> WHAT YOU ARE ASKED TO DO
What this exercise needs is every entry restated as written, with no pictures.

> EXERCISE INPUT

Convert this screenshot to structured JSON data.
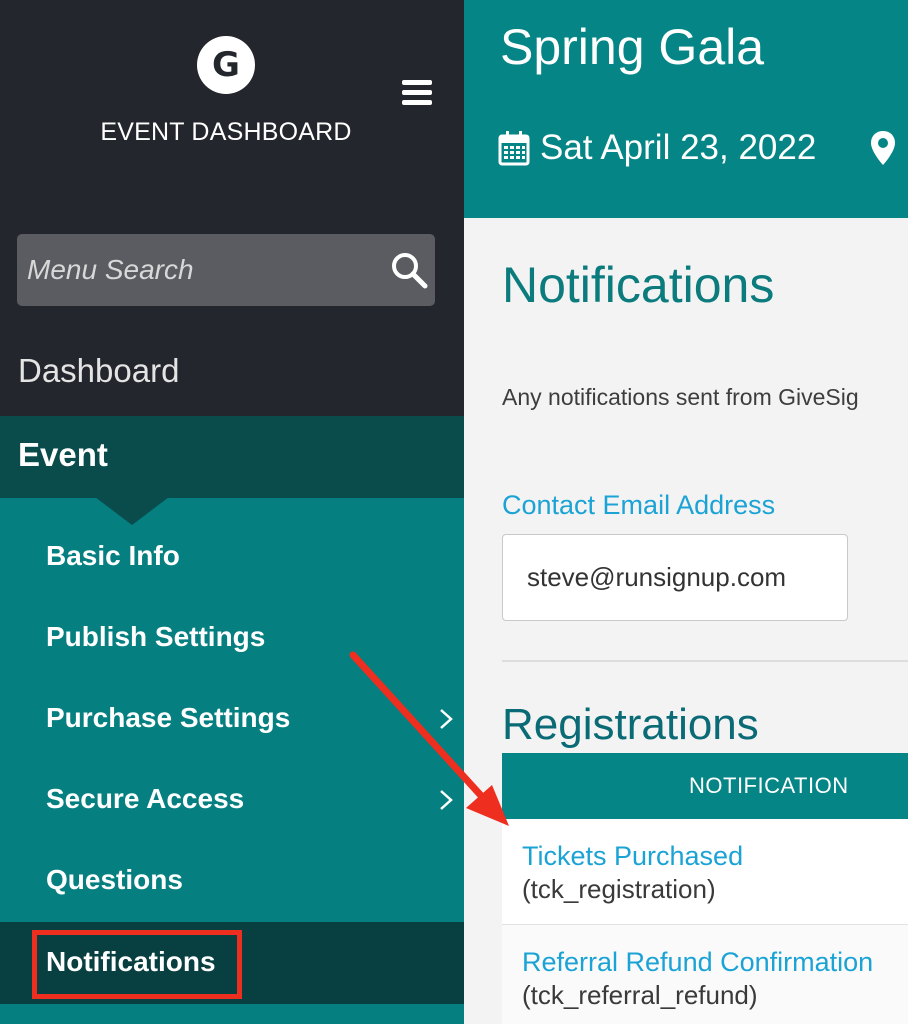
{
  "sidebar": {
    "logo_letter": "G",
    "brand_title": "EVENT DASHBOARD",
    "search": {
      "placeholder": "Menu Search"
    },
    "dashboard_label": "Dashboard",
    "event_label": "Event",
    "items": [
      {
        "label": "Basic Info",
        "has_chevron": false
      },
      {
        "label": "Publish Settings",
        "has_chevron": false
      },
      {
        "label": "Purchase Settings",
        "has_chevron": true
      },
      {
        "label": "Secure Access",
        "has_chevron": true
      },
      {
        "label": "Questions",
        "has_chevron": false
      },
      {
        "label": "Notifications",
        "has_chevron": false,
        "active": true
      }
    ]
  },
  "header": {
    "event_name": "Spring Gala",
    "date": "Sat April 23, 2022",
    "icons": [
      "calendar-icon",
      "map-pin-icon"
    ]
  },
  "main": {
    "page_title": "Notifications",
    "intro_text": "Any notifications sent from GiveSig",
    "contact_email_label": "Contact Email Address",
    "contact_email_value": "steve@runsignup.com",
    "registrations_title": "Registrations",
    "table": {
      "header": "NOTIFICATION",
      "rows": [
        {
          "name": "Tickets Purchased",
          "code": "(tck_registration)"
        },
        {
          "name": "Referral Refund Confirmation",
          "code": "(tck_referral_refund)"
        }
      ]
    }
  },
  "annotations": {
    "arrow_color": "#ee2e1f",
    "highlight_color": "#ee2e1f"
  },
  "colors": {
    "sidebar_bg": "#23262c",
    "teal": "#058586",
    "teal_dark": "#0a4b4b",
    "link_blue": "#1ba3d5"
  }
}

> EXERCISE OUTPUT
Convert this screenshot to structured JSON data.
{
  "sidebar": {
    "logo_letter": "G",
    "brand_title": "EVENT DASHBOARD",
    "search": {
      "placeholder": "Menu Search"
    },
    "dashboard_label": "Dashboard",
    "event_label": "Event",
    "items": [
      {
        "label": "Basic Info",
        "has_chevron": false
      },
      {
        "label": "Publish Settings",
        "has_chevron": false
      },
      {
        "label": "Purchase Settings",
        "has_chevron": true
      },
      {
        "label": "Secure Access",
        "has_chevron": true
      },
      {
        "label": "Questions",
        "has_chevron": false
      },
      {
        "label": "Notifications",
        "has_chevron": false,
        "active": true
      }
    ]
  },
  "header": {
    "event_name": "Spring Gala",
    "date": "Sat April 23, 2022",
    "icons": [
      "calendar-icon",
      "map-pin-icon"
    ]
  },
  "main": {
    "page_title": "Notifications",
    "intro_text": "Any notifications sent from GiveSig",
    "contact_email_label": "Contact Email Address",
    "contact_email_value": "steve@runsignup.com",
    "registrations_title": "Registrations",
    "table": {
      "header": "NOTIFICATION",
      "rows": [
        {
          "name": "Tickets Purchased",
          "code": "(tck_registration)"
        },
        {
          "name": "Referral Refund Confirmation",
          "code": "(tck_referral_refund)"
        }
      ]
    }
  },
  "annotations": {
    "arrow_color": "#ee2e1f",
    "highlight_color": "#ee2e1f"
  },
  "colors": {
    "sidebar_bg": "#23262c",
    "teal": "#058586",
    "teal_dark": "#0a4b4b",
    "link_blue": "#1ba3d5"
  }
}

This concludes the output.